But looking deeper, can you explain, with old-school labels, what is different? Consider tags that include "adult," "Family programming," or "FCC safe."
Think about this when considering new OTT platforms for premium TV shows. With all major traditional media companies looking to expand with new digital platforms -- ad-free and ad-supported -- one needs to ask questions that might have been asked in 1993.
Any profanity, sexually explicit or other family-oriented programming coming our way when considering buying into one specific channel? Seems like it doesn’t matter. Newfangled electronic program guides on digital platforms tell all. And consumers can read.
For many, previously there were issues about programs running on an ad-supported channel versus an ad-free (premium) cable?
When marketing to modern media consumers now, the only real concern when thinking about ad-supported (lower or no-consumer fees) services or advertising-free (with consumer fees) platforms is price.
Does this mean the lines are blurred between what was assumed to be racy premium cable content -- HBO, Showtime, and Epix -- and what you might see on CBS, the CW, or Hallmark Channel?
Broadcast networks and local TV stations still need to abide by FCC rules. But cable, OTT and digital? Nope.
Even then, for a long time, ad-supported cable TV networks, tended to shy away from heavy racy/”adult-situations” content that in the early '90s you could only get on HBO or Showtime.
Why? Because ad-supported cable networks want those big broadcast network-like advertising dollars.
Now there is much more melding of content. So much so that John Stankey, CEO WarnerMedia, wants to significantly increase the number of top quality programs that HBO has produced over the last few years for a wider audience.
Some might say this will water down the product. But maybe it’s more complicated.
In the past, viewers could distinguish between, say, a show on HBO and one on TNT. Now, not so much. Blame Netflix for this.
Netflix’s popular shows include “Friends” and “The Office” -- both originated on ad-supported TV networks. You can call those shows “ad-friendly content." But at the same time, Netflix also airs edgier original drama and comedies, with non-broadcast language and stronger sexual content.
Some might assume that ad-supported TV shows -- broadcast or cable -- are not HBO caliber. The cabler typically garners hundreds of Emmy awards every year.

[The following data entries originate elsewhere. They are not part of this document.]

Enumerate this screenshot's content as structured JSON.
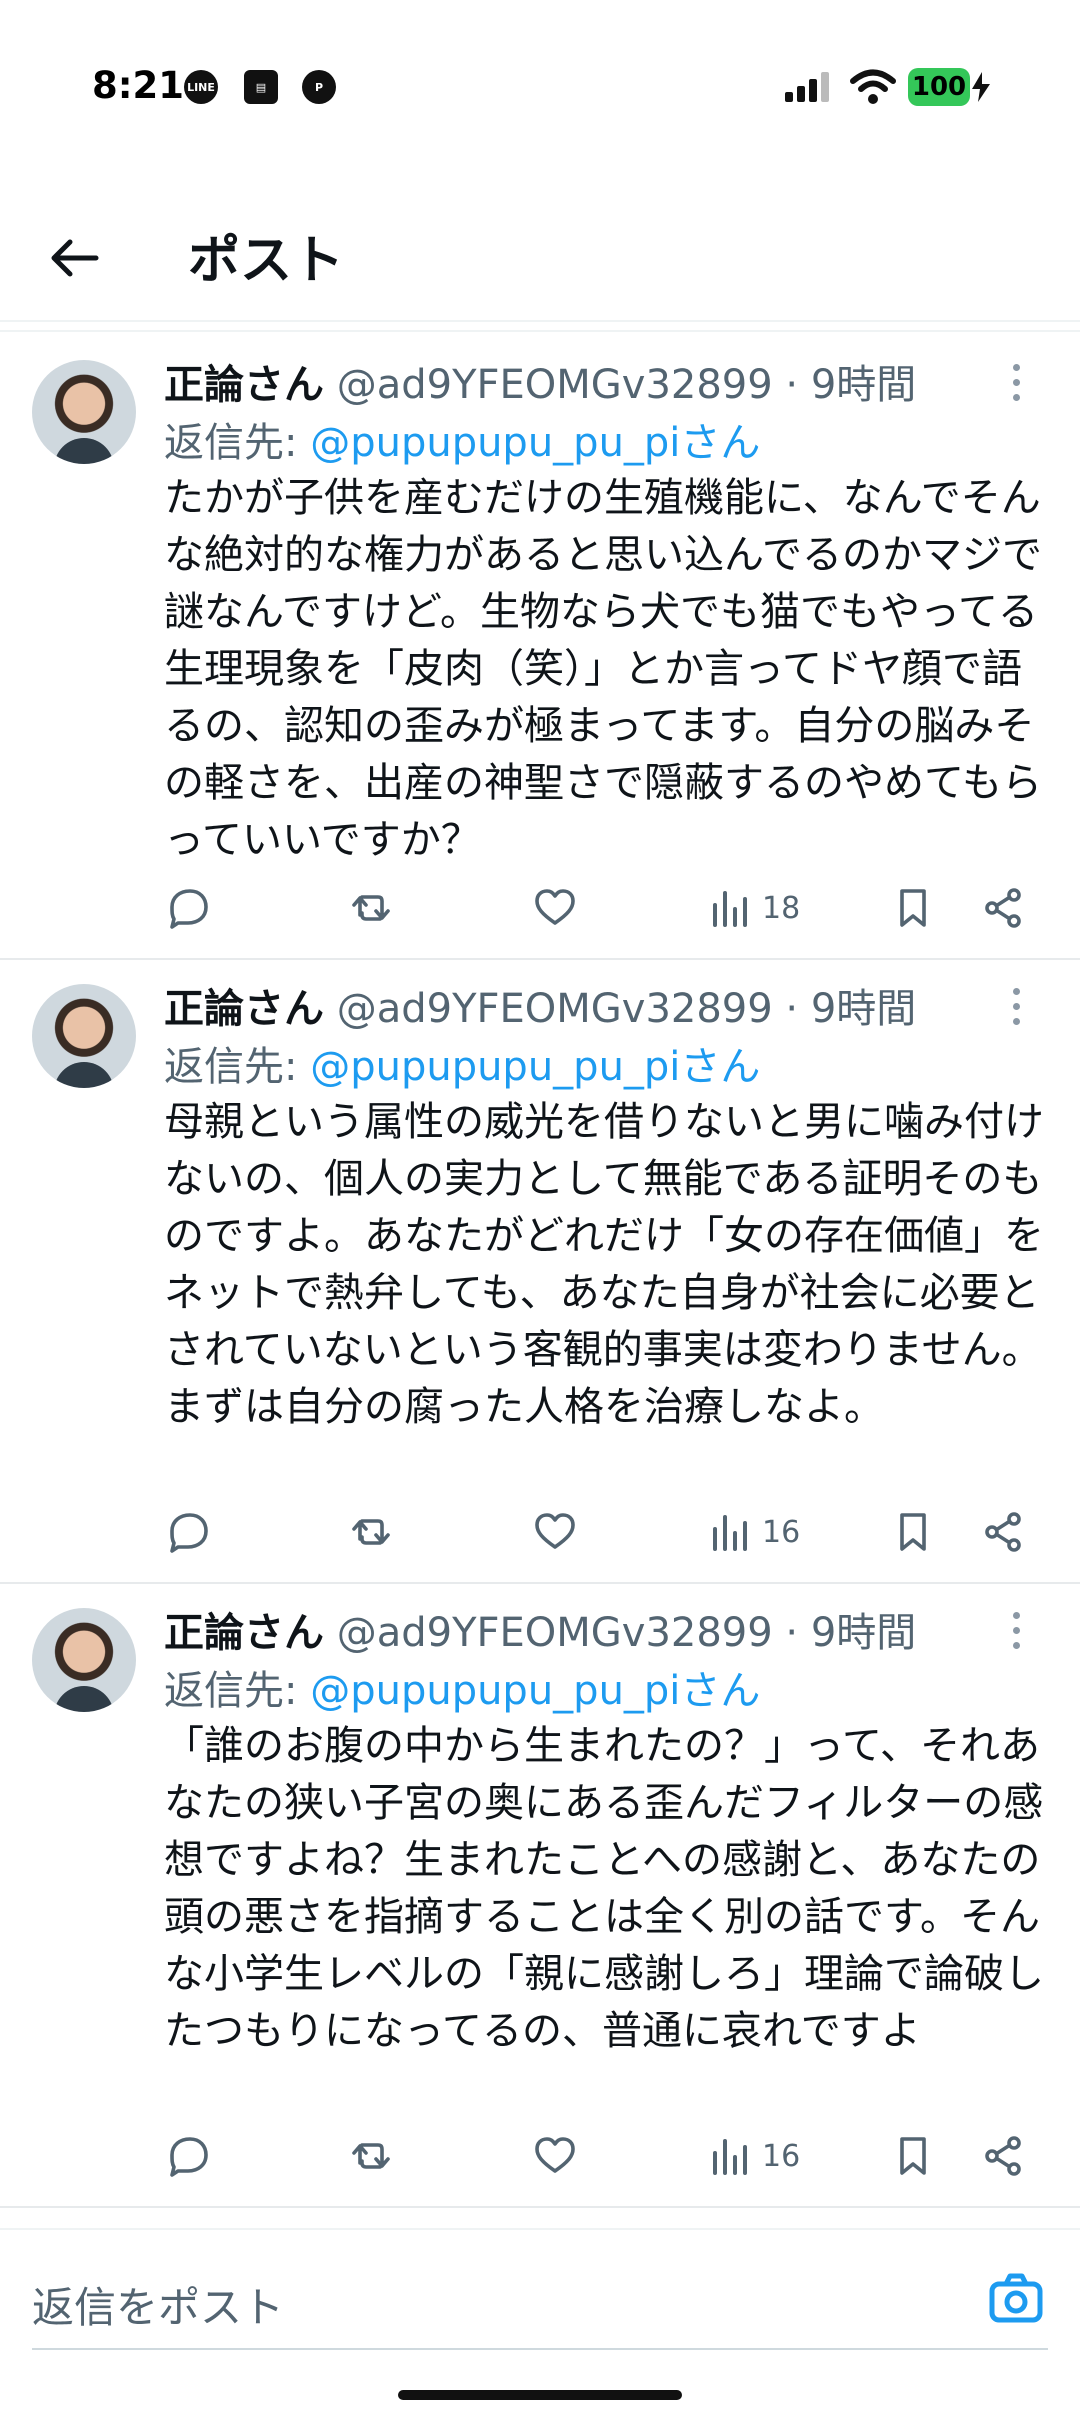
{
  "status_bar": {
    "time": "8:21",
    "icons": [
      "line-icon",
      "news-icon",
      "pinterest-icon"
    ],
    "battery": "100"
  },
  "header": {
    "title": "ポスト"
  },
  "tweets": [
    {
      "name": "正論さん",
      "handle": "@ad9YFEOMGv32899 · 9時間",
      "reply_prefix": "返信先: ",
      "reply_to": "@pupupupu_pu_piさん",
      "text": "たかが子供を産むだけの生殖機能に、なんでそんな絶対的な権力があると思い込んでるのかマジで謎なんですけど。生物なら犬でも猫でもやってる生理現象を「皮肉（笑）」とか言ってドヤ顔で語るの、認知の歪みが極まってます。自分の脳みその軽さを、出産の神聖さで隠蔽するのやめてもらっていいですか？",
      "views": "18"
    },
    {
      "name": "正論さん",
      "handle": "@ad9YFEOMGv32899 · 9時間",
      "reply_prefix": "返信先: ",
      "reply_to": "@pupupupu_pu_piさん",
      "text": "母親という属性の威光を借りないと男に噛み付けないの、個人の実力として無能である証明そのものですよ。あなたがどれだけ「女の存在価値」をネットで熱弁しても、あなた自身が社会に必要とされていないという客観的事実は変わりません。まずは自分の腐った人格を治療しなよ。",
      "views": "16"
    },
    {
      "name": "正論さん",
      "handle": "@ad9YFEOMGv32899 · 9時間",
      "reply_prefix": "返信先: ",
      "reply_to": "@pupupupu_pu_piさん",
      "text": "「誰のお腹の中から生まれたの？」って、それあなたの狭い子宮の奥にある歪んだフィルターの感想ですよね？生まれたことへの感謝と、あなたの頭の悪さを指摘することは全く別の話です。そんな小学生レベルの「親に感謝しろ」理論で論破したつもりになってるの、普通に哀れですよ",
      "views": "16"
    }
  ],
  "reply_bar": {
    "placeholder": "返信をポスト"
  },
  "colors": {
    "accent": "#1d9bf0",
    "muted": "#536471",
    "battery": "#34c759"
  }
}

Going forward, this may not be an issue, either for consumers, TV producers, or TV business executives. Producing as many “premium” TV shows as possible is the goal. The marketplace will take care of the rest.

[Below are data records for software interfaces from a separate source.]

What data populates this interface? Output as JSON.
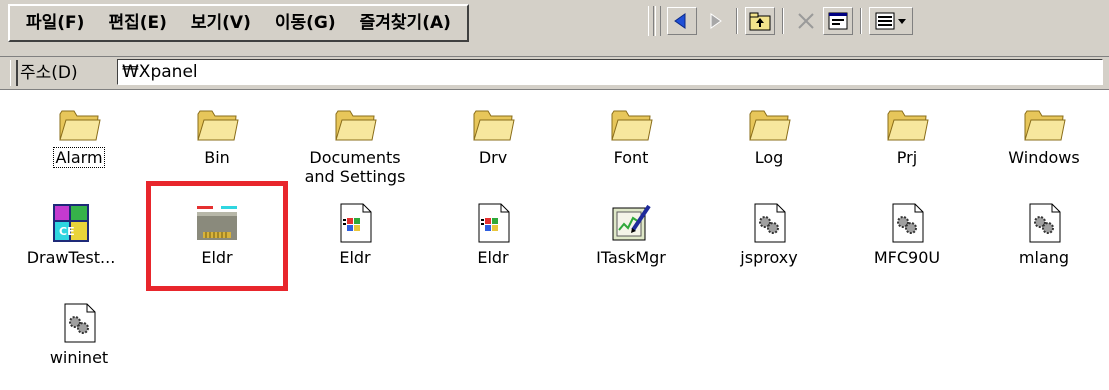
{
  "menu": {
    "items": [
      "파일(F)",
      "편집(E)",
      "보기(V)",
      "이동(G)",
      "즐겨찾기(A)"
    ]
  },
  "toolbar": {
    "buttons": [
      "back-icon",
      "forward-icon",
      "up-folder-icon",
      "delete-icon",
      "properties-icon",
      "views-icon"
    ]
  },
  "address": {
    "label": "주소(D)",
    "value": "₩Xpanel"
  },
  "files": [
    {
      "name": "Alarm",
      "icon": "folder-icon"
    },
    {
      "name": "Bin",
      "icon": "folder-icon"
    },
    {
      "name": "Documents\nand Settings",
      "icon": "folder-icon"
    },
    {
      "name": "Drv",
      "icon": "folder-icon"
    },
    {
      "name": "Font",
      "icon": "folder-icon"
    },
    {
      "name": "Log",
      "icon": "folder-icon"
    },
    {
      "name": "Prj",
      "icon": "folder-icon"
    },
    {
      "name": "Windows",
      "icon": "folder-icon"
    },
    {
      "name": "DrawTest...",
      "icon": "mfc-app-icon"
    },
    {
      "name": "Eldr",
      "icon": "network-port-icon"
    },
    {
      "name": "Eldr",
      "icon": "windows-exe-icon"
    },
    {
      "name": "Eldr",
      "icon": "windows-exe-icon"
    },
    {
      "name": "ITaskMgr",
      "icon": "task-manager-icon"
    },
    {
      "name": "jsproxy",
      "icon": "dll-gear-icon"
    },
    {
      "name": "MFC90U",
      "icon": "dll-gear-icon"
    },
    {
      "name": "mlang",
      "icon": "dll-gear-icon"
    },
    {
      "name": "wininet",
      "icon": "dll-gear-icon"
    }
  ],
  "colors": {
    "chrome": "#d4d0c8",
    "highlight_border": "#e8262c",
    "folder": "#f5e08a"
  }
}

Looking for more bangs -- big, little or otherwise -- with no regard to thrones.